    I probably need sprockets that can free wheel - so I don't have the pedals spinning or don't have to swing the dead engine when I want (have to) pedal?

    Where do I get them?

    Attached is a picture of the Delta Wolf I plan to build. This guy has an electric on it. Thats to easy!

    Attached Files:

  13. sparky

    sparky Active Member

    Nice tip! I would have figured a 3-wheeler would have more stability, but I didn't think about cornering. Thanks for the advice!
  14. reclaimer

    reclaimer Guest

    Thanks for another thorough explanation.

    Might I ask how high is considered too high?
  15. loquin

    loquin Active Member

    according to Comet, you need to add gearing in the final drive so that the CVT can get out of the 'slip' mode (where the in and out pulley shives are not at the high end.) If you don't, the belt slips more, generating friction/heat, which degrades the belt and shortens its life.
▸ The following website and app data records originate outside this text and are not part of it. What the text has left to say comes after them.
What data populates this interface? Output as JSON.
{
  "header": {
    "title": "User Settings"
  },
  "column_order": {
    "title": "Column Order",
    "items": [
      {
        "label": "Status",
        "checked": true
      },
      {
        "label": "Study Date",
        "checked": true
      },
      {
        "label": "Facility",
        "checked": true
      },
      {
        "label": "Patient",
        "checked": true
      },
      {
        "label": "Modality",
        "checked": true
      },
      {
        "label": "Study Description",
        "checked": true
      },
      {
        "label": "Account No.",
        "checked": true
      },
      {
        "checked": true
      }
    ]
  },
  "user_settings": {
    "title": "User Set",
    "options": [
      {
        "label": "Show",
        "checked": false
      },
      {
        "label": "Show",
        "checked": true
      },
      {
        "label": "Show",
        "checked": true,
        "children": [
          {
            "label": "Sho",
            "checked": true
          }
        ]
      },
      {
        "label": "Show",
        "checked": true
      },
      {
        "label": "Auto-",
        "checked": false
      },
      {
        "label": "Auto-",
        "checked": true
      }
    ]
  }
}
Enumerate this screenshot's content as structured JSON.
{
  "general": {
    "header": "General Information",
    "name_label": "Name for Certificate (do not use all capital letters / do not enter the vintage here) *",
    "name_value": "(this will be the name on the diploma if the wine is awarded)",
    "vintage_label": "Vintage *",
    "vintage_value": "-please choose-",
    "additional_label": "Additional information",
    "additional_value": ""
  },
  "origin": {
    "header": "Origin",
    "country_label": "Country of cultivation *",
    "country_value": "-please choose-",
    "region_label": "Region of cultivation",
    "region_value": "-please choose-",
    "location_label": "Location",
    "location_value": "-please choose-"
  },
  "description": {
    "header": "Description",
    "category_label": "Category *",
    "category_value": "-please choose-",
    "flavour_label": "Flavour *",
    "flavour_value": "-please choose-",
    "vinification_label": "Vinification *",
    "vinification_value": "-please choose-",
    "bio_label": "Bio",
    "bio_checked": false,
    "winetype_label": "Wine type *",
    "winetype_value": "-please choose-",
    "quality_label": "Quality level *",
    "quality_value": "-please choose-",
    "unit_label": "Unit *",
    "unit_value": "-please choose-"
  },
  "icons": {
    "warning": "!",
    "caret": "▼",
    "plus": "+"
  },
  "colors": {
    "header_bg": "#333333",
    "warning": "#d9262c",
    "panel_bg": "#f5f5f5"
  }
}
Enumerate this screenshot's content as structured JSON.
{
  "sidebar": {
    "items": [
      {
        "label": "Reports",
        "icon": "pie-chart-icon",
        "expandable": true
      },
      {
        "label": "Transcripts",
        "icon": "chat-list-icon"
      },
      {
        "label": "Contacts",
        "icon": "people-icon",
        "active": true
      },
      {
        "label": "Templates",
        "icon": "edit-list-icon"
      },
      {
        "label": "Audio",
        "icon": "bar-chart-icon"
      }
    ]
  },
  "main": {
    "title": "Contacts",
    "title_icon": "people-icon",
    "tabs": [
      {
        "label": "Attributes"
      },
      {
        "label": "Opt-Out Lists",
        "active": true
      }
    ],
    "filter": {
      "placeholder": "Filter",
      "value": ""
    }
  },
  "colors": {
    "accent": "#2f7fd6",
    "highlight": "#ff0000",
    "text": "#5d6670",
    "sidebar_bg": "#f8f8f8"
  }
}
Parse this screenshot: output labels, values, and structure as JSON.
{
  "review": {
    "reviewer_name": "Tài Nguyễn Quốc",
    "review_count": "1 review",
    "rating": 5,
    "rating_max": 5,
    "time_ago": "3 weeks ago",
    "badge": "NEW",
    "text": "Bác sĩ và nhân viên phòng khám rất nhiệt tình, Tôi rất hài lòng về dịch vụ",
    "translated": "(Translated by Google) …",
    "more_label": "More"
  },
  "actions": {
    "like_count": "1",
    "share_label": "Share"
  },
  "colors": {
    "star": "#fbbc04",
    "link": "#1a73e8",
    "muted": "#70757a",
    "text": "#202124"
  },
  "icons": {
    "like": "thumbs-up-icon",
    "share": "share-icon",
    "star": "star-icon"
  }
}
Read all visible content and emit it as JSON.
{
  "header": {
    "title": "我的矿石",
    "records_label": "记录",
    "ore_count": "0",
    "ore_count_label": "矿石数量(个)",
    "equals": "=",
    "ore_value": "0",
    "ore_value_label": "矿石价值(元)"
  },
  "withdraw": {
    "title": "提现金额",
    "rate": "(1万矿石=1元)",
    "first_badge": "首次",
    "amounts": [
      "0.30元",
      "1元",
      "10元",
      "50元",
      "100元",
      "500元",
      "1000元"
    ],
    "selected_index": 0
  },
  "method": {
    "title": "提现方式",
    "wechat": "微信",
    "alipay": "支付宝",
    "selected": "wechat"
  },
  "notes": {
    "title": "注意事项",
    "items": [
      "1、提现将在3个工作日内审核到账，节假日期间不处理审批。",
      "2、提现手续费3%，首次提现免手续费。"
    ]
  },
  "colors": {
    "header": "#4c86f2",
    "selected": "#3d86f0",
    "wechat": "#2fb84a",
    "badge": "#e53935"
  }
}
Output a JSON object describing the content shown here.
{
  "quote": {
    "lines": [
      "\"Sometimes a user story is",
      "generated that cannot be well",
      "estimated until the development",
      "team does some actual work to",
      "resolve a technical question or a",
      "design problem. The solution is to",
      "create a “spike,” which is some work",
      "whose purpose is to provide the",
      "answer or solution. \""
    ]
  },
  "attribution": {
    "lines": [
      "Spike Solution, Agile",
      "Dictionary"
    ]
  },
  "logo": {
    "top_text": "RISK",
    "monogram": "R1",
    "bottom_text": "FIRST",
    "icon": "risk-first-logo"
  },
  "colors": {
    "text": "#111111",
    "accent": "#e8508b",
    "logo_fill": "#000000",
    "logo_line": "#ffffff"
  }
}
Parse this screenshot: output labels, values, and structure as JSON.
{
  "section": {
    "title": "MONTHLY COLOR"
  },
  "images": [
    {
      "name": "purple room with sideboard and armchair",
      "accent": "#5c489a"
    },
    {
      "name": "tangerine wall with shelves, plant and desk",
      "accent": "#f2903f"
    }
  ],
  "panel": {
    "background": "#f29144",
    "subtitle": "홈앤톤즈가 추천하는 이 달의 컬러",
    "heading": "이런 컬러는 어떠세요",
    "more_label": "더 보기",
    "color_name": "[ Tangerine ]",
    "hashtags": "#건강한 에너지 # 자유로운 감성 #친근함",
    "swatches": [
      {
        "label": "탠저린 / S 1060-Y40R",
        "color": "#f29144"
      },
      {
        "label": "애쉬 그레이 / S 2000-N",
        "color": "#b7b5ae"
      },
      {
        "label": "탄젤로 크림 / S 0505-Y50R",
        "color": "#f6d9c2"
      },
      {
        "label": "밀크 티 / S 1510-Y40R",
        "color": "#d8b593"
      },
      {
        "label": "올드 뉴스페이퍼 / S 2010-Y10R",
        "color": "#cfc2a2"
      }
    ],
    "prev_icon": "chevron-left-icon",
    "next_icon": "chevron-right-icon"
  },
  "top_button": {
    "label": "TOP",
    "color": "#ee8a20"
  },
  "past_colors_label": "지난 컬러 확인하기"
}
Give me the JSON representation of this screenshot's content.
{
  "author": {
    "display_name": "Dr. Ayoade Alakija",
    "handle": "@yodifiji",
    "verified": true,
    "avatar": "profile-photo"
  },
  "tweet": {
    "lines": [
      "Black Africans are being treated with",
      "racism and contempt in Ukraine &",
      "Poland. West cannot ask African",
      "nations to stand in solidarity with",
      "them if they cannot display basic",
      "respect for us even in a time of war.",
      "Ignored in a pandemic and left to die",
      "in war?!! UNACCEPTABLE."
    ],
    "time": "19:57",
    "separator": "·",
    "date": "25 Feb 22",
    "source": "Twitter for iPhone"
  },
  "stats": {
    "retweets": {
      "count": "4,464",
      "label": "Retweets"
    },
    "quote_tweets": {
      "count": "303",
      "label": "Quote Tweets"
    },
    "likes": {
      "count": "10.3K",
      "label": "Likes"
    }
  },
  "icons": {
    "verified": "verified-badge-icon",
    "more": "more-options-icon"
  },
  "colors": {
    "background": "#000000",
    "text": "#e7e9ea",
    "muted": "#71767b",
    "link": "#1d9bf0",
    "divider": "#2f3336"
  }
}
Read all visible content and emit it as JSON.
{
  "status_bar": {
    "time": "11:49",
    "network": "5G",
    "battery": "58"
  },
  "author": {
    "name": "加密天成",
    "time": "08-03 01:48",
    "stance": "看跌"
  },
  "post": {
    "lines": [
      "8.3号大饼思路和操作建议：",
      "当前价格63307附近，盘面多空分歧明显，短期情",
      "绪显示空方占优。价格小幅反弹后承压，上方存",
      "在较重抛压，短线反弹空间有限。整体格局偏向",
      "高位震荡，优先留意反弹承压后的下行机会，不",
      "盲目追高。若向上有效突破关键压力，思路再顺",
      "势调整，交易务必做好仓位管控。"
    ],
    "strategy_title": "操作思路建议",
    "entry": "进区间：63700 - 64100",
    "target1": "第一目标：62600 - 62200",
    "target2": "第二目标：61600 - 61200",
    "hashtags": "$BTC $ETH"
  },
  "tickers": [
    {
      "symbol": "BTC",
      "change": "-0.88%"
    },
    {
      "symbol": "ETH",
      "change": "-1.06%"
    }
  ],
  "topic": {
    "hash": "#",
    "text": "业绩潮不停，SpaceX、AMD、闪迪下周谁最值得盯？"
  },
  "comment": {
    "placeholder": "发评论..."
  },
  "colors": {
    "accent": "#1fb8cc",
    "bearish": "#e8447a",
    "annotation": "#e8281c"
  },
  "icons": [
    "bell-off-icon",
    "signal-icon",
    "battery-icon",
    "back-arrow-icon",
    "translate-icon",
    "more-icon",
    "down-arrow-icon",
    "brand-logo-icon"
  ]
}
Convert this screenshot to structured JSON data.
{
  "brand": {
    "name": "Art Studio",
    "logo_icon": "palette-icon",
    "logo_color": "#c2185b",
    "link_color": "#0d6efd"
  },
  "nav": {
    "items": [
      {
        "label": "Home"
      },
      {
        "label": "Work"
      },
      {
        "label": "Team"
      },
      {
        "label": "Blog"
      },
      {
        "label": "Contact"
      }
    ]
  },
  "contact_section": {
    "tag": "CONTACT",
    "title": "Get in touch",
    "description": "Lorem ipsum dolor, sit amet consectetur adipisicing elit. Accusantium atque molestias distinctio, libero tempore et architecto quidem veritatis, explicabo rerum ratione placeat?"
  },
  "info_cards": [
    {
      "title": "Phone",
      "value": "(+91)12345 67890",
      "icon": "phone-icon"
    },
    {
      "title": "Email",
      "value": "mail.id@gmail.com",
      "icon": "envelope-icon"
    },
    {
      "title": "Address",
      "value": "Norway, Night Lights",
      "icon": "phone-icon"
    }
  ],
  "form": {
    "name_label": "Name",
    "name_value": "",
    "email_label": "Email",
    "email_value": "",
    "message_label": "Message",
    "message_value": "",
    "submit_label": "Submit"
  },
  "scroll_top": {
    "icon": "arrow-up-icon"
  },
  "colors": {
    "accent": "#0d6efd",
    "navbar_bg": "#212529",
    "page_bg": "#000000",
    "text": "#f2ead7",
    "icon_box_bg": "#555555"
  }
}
Also, as the belt wears, the power transfer efficiency goes down.

    Peak torque on the GX50 is at about 5500 RPM. Determine your cruise speed (not the top speed) and add gearing so that at 5500 RPM engine speed (divided by .9) the rear wheel is spinning at the RPM needed to roll at a little less than your cruise speed.

    Assuming a cruise of 25, a 26" rear wheel needs to spin at about 323 RPM. So, the total reduction between CVT and rear wheel is 18.9:1

    at max HP, (7000 RPM,) the speed then would be approximately 32 MPH, and at max rpm (7500) the speed would be about 34 MPH.

    at max torque, going up hill, the bike would be running at about 9 mph. It would just about climb the wall!
  16. chrustie

    chrustie New Member

    Thank ye, oh great, illustrious Gullooom. Chrustie